▸ Exercise instructions: Output the data verbatim, minus the images.

▸ The records:
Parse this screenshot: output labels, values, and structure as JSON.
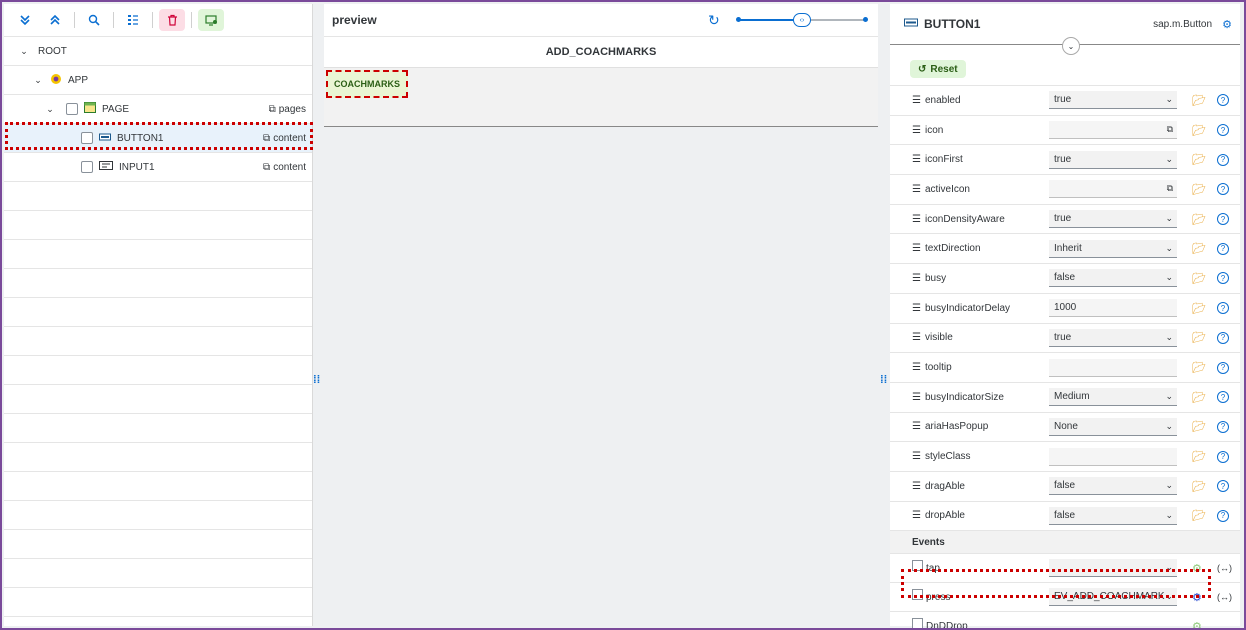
{
  "tree": {
    "rows": [
      {
        "label": "ROOT",
        "aggregation": ""
      },
      {
        "label": "APP",
        "aggregation": ""
      },
      {
        "label": "PAGE",
        "aggregation": "pages"
      },
      {
        "label": "BUTTON1",
        "aggregation": "content"
      },
      {
        "label": "INPUT1",
        "aggregation": "content"
      }
    ]
  },
  "preview": {
    "title": "preview",
    "page_title": "ADD_COACHMARKS",
    "button_label": "COACHMARKS"
  },
  "properties": {
    "title": "BUTTON1",
    "class_name": "sap.m.Button",
    "reset_label": "Reset",
    "items": [
      {
        "name": "enabled",
        "value": "true",
        "kind": "select"
      },
      {
        "name": "icon",
        "value": "",
        "kind": "input-icon"
      },
      {
        "name": "iconFirst",
        "value": "true",
        "kind": "select"
      },
      {
        "name": "activeIcon",
        "value": "",
        "kind": "input-icon"
      },
      {
        "name": "iconDensityAware",
        "value": "true",
        "kind": "select"
      },
      {
        "name": "textDirection",
        "value": "Inherit",
        "kind": "select"
      },
      {
        "name": "busy",
        "value": "false",
        "kind": "select"
      },
      {
        "name": "busyIndicatorDelay",
        "value": "1000",
        "kind": "input"
      },
      {
        "name": "visible",
        "value": "true",
        "kind": "select"
      },
      {
        "name": "tooltip",
        "value": "",
        "kind": "input"
      },
      {
        "name": "busyIndicatorSize",
        "value": "Medium",
        "kind": "select"
      },
      {
        "name": "ariaHasPopup",
        "value": "None",
        "kind": "select"
      },
      {
        "name": "styleClass",
        "value": "",
        "kind": "input"
      },
      {
        "name": "dragAble",
        "value": "false",
        "kind": "select"
      },
      {
        "name": "dropAble",
        "value": "false",
        "kind": "select"
      }
    ],
    "events_label": "Events",
    "events": [
      {
        "name": "tap",
        "value": ""
      },
      {
        "name": "press",
        "value": "EV_ADD_COACHMARK"
      },
      {
        "name": "DnDDrop",
        "value": ""
      }
    ]
  }
}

▸ Exercise solution:
Parse this screenshot: output labels, values, and structure as JSON.
{
  "tree": {
    "rows": [
      {
        "label": "ROOT",
        "aggregation": ""
      },
      {
        "label": "APP",
        "aggregation": ""
      },
      {
        "label": "PAGE",
        "aggregation": "pages"
      },
      {
        "label": "BUTTON1",
        "aggregation": "content"
      },
      {
        "label": "INPUT1",
        "aggregation": "content"
      }
    ]
  },
  "preview": {
    "title": "preview",
    "page_title": "ADD_COACHMARKS",
    "button_label": "COACHMARKS"
  },
  "properties": {
    "title": "BUTTON1",
    "class_name": "sap.m.Button",
    "reset_label": "Reset",
    "items": [
      {
        "name": "enabled",
        "value": "true",
        "kind": "select"
      },
      {
        "name": "icon",
        "value": "",
        "kind": "input-icon"
      },
      {
        "name": "iconFirst",
        "value": "true",
        "kind": "select"
      },
      {
        "name": "activeIcon",
        "value": "",
        "kind": "input-icon"
      },
      {
        "name": "iconDensityAware",
        "value": "true",
        "kind": "select"
      },
      {
        "name": "textDirection",
        "value": "Inherit",
        "kind": "select"
      },
      {
        "name": "busy",
        "value": "false",
        "kind": "select"
      },
      {
        "name": "busyIndicatorDelay",
        "value": "1000",
        "kind": "input"
      },
      {
        "name": "visible",
        "value": "true",
        "kind": "select"
      },
      {
        "name": "tooltip",
        "value": "",
        "kind": "input"
      },
      {
        "name": "busyIndicatorSize",
        "value": "Medium",
        "kind": "select"
      },
      {
        "name": "ariaHasPopup",
        "value": "None",
        "kind": "select"
      },
      {
        "name": "styleClass",
        "value": "",
        "kind": "input"
      },
      {
        "name": "dragAble",
        "value": "false",
        "kind": "select"
      },
      {
        "name": "dropAble",
        "value": "false",
        "kind": "select"
      }
    ],
    "events_label": "Events",
    "events": [
      {
        "name": "tap",
        "value": ""
      },
      {
        "name": "press",
        "value": "EV_ADD_COACHMARK"
      },
      {
        "name": "DnDDrop",
        "value": ""
      }
    ]
  }
}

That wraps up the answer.